Among the most noticeable changes: Your actual face is more important than ever. The updated profile includes a larger, more prominent picture, which has the most obvious impact to your page. As a result, you might want to update your profile picture so it’s more professional and polished.
And photography’s not the only skill needed to optimize the new LinkedIn profile; you’ll want to hone your writing chops, too, because the Summary content now stands under a brighter spotlight, as I recently posted here.
The best LinkedIn profiles require the same level of attention as any business website; without the right mix of content, keywords, and other elements, you’re liable to get lost in the fray. Treating the profile as just an online version of your old-school resume is a rookie mistake.
You want to craft your profile as you do you website … with keywords so people find you through search and a strong call to action so they take the next step with you.
An honest, robust summary is also critical because users are increasingly using LinkedIn to do their homework on people they do business with in a variety of contexts. And for most of us, it’s the top part of our profile and our first chance after our headline to draw our audience into our profile. Your audience uses your LinkedIn profile as a way to research and feel more comfortable with you as a business owner and entrepreneur. You need to take the 3 seconds viewers initially give you to engage them on your profile to really showcase yourself. Now that the summary is so front-and-center, you can’t just not fill it out or copy-paste your introduction from your resume. It’s just not going to cut it anymore.
LinkedIn’s profile updates are part of a broader site-wide reboot that includes the recent redesign of the homepage and the launch earlier this year of LinkedIn Today, the company’s social news service. Expect more changes to come, including more updates to the profile page.
“We are focused on making it easier for LinkedIn members to get more value out of the services we offer by creating simpler, more relevant, more social experiences,” a LinkedIn spokeswoman said via email. “This new look-and-feel to the profile is the first step of many more exciting changes to come to the LinkedIn profile later this year.”
Another significant change: Job titles no longer appear in the brief overview that appears next to the photo–only the names of current and recent employers, as well as educational institutions, are listed. In general, that light-gray area atop the profile is much smaller than in the past.
Contact information, including websites, email, Twitter handle, and phone number, are now housed behind a Contact button just beneath the photo and brief overview. Users need to click to reveal them, as I mentioned here last week.
This makes it actually easier to take the next step to go outside of LinkedIn. To be success on LinkedIn you need to move beyond it. If you want to forge relationships, you can’t do that strictly online. You have to call that person up and talk to them directly. That’s what’s going to separate you and lead you to future success.
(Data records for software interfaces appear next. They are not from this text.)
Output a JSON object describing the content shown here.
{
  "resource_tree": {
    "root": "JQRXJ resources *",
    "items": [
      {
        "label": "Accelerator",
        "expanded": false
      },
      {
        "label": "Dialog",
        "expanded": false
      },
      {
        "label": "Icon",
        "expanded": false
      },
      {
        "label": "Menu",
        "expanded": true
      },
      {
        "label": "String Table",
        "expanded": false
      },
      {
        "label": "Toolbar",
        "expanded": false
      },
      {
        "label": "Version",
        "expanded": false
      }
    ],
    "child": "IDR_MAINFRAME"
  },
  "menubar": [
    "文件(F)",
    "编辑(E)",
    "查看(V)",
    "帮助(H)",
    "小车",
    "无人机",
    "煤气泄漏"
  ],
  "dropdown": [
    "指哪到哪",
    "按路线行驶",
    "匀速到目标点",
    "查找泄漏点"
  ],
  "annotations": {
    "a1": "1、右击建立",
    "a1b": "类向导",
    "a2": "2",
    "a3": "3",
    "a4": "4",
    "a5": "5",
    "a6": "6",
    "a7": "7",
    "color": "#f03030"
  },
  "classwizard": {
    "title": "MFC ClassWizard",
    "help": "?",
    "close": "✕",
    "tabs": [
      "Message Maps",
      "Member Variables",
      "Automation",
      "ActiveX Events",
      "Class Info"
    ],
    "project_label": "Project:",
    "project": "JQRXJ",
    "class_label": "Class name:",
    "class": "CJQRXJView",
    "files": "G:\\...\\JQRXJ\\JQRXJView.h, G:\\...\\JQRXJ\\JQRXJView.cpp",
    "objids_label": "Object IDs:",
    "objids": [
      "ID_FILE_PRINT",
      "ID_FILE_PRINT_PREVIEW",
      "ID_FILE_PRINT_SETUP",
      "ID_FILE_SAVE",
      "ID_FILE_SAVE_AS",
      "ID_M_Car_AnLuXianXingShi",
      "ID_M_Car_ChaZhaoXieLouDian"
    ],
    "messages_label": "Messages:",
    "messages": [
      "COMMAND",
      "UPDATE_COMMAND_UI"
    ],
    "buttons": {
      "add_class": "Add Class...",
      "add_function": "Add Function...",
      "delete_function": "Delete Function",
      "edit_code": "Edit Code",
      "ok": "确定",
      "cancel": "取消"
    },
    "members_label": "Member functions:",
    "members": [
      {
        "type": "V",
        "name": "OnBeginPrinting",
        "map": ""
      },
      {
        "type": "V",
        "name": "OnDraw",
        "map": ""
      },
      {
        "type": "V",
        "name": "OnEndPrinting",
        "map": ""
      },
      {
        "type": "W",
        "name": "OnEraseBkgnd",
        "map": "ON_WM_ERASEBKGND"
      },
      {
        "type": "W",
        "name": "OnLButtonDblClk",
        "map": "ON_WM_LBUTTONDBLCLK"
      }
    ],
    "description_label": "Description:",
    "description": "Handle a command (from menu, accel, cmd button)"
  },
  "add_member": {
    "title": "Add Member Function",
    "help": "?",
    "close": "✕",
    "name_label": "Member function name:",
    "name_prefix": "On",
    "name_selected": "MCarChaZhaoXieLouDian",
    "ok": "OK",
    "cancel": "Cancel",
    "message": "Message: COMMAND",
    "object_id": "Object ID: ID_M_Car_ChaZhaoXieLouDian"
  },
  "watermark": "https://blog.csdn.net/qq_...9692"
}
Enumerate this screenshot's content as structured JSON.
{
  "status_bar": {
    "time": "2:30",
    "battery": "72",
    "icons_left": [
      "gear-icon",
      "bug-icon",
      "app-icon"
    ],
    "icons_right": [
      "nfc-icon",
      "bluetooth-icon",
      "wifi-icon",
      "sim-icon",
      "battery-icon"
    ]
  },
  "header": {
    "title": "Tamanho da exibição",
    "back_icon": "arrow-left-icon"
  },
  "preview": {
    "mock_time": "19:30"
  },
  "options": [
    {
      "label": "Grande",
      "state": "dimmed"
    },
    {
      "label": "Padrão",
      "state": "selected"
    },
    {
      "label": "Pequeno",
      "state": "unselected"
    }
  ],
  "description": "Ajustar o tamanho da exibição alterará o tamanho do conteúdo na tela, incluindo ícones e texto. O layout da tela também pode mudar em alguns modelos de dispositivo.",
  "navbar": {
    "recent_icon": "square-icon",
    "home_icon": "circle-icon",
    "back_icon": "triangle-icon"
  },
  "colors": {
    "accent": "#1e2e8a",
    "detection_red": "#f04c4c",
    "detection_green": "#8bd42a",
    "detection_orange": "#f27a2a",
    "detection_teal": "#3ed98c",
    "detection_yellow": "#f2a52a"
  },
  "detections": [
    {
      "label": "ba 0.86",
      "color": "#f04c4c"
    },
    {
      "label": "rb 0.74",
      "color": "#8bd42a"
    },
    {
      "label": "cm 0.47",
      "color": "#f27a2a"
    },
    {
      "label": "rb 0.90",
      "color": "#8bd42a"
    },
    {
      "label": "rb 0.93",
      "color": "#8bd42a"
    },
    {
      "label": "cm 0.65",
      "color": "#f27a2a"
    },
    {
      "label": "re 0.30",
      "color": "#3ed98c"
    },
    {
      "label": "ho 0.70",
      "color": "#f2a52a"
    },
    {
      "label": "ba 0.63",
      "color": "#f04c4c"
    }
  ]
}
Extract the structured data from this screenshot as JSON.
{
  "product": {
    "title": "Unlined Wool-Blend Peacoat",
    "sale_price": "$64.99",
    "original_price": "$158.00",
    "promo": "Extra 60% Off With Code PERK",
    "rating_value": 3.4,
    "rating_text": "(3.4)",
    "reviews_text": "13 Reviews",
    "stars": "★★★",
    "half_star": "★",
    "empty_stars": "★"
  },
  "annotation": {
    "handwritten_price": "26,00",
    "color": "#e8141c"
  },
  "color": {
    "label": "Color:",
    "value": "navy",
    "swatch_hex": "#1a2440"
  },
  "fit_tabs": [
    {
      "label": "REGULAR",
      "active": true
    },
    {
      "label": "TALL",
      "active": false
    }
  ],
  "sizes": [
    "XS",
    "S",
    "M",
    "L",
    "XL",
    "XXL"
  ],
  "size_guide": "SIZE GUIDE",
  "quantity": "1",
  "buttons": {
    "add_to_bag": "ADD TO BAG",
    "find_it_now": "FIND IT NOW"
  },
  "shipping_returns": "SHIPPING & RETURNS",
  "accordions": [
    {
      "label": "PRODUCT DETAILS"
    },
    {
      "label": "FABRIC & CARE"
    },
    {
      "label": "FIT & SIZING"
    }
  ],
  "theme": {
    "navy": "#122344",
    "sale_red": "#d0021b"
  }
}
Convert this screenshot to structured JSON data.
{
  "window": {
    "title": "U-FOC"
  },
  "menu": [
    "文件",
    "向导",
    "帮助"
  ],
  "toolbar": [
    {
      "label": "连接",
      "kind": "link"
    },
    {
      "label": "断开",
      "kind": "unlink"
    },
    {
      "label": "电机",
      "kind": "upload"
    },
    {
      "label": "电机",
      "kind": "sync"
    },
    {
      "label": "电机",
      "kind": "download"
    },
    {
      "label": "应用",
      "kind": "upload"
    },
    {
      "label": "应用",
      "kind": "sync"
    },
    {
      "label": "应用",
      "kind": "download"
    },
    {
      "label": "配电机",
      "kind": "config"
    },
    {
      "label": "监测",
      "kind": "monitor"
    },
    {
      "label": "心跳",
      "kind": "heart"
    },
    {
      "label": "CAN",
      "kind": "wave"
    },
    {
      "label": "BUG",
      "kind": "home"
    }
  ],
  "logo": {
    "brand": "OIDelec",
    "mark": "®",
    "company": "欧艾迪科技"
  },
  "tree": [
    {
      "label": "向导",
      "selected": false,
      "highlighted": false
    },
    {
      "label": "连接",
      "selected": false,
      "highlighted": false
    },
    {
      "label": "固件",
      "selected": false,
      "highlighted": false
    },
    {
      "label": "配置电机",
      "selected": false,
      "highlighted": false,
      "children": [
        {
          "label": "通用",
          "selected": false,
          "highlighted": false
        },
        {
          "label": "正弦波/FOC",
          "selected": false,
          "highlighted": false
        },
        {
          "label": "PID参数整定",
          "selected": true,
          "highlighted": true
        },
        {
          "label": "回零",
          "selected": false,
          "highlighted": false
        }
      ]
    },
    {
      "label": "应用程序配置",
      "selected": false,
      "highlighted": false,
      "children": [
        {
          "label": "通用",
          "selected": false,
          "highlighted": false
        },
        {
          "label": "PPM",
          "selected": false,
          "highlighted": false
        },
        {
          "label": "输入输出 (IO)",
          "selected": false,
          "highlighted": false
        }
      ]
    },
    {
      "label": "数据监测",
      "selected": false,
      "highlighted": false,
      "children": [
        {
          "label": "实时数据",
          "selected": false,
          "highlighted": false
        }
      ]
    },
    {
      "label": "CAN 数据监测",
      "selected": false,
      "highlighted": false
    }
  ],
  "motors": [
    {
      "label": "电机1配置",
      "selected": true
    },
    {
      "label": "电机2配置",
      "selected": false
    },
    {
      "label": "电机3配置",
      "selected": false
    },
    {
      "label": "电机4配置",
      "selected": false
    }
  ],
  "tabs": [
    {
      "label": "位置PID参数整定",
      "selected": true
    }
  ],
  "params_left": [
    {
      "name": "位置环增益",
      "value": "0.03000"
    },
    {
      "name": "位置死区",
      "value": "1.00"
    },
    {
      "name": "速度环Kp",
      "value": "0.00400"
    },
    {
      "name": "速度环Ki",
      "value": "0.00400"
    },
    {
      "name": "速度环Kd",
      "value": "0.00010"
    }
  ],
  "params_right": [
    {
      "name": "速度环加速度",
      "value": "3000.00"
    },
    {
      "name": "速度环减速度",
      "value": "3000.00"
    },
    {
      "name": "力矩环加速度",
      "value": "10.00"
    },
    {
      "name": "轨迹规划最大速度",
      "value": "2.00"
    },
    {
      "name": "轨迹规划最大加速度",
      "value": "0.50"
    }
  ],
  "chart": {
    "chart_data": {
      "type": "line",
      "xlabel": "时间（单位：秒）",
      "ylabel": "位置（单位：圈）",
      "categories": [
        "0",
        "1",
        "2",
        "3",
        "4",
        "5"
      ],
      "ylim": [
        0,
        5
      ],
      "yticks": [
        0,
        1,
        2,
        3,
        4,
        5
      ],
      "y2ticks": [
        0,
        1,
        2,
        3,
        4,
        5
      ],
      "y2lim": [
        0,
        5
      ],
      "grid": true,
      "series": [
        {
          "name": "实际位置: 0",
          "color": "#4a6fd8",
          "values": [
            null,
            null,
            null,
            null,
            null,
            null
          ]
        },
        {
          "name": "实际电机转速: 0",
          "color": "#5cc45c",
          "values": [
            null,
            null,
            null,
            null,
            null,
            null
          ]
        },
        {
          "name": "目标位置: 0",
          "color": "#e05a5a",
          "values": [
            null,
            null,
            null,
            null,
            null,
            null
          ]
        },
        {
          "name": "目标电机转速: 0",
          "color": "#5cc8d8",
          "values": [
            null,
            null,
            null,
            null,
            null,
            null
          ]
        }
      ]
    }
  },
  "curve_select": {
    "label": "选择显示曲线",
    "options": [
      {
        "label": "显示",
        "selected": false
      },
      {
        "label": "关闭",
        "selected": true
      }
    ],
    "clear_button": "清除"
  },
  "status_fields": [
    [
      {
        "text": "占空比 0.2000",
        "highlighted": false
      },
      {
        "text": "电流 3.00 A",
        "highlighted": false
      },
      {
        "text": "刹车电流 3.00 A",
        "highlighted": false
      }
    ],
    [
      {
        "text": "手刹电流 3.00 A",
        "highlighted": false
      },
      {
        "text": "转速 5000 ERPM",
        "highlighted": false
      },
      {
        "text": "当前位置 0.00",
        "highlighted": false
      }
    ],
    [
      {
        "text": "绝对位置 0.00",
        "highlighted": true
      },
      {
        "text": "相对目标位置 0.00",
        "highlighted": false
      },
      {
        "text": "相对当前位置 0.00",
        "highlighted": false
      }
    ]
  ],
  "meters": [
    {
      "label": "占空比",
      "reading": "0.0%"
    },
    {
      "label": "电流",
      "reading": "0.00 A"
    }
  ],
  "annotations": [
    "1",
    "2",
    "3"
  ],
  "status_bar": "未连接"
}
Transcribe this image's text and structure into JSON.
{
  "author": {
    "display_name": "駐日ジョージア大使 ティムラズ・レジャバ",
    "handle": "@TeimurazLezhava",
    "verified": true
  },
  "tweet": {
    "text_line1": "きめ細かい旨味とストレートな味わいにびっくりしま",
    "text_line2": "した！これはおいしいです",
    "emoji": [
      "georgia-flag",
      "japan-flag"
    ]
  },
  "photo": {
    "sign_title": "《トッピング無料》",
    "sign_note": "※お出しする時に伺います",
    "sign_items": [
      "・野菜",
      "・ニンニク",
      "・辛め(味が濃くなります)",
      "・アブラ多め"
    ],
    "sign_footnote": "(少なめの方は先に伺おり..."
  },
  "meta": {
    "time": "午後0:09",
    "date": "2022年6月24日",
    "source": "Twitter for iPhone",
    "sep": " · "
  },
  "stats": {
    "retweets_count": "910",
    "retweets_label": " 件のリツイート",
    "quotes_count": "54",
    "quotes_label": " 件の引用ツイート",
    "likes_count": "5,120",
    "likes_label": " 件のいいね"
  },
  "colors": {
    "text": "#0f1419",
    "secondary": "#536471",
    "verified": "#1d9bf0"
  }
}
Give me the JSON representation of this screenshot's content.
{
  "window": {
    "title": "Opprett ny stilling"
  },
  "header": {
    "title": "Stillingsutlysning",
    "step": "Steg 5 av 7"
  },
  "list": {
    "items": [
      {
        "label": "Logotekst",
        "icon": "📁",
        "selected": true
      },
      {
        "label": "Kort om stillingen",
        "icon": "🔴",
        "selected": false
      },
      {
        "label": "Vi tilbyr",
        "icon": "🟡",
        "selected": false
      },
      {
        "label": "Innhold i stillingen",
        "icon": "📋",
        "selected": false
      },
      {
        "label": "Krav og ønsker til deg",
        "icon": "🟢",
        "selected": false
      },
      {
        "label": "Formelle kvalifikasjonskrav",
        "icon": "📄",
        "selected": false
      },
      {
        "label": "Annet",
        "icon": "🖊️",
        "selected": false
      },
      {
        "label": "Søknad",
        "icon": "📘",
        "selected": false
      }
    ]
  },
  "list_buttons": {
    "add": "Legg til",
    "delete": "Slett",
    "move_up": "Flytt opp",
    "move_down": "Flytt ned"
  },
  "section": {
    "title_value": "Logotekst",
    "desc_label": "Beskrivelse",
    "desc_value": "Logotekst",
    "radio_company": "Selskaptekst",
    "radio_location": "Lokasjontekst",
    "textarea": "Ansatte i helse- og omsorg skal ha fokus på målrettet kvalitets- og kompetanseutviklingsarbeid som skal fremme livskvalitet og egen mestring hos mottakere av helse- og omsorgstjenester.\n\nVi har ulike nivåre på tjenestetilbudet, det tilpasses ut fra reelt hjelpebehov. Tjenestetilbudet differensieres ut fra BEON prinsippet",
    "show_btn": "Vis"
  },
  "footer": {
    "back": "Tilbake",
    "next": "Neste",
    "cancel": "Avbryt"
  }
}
The space freed up by these tweaks enables the heavier emphasis on the Summary section, as I mentioned here last week, which means it’s time to revisit what yours includes if you haven’t already done so. Even on LinkedIn, content is king … tell a story, hook people and motivate them to take the next step with you.
Adapted from: Informationweek.com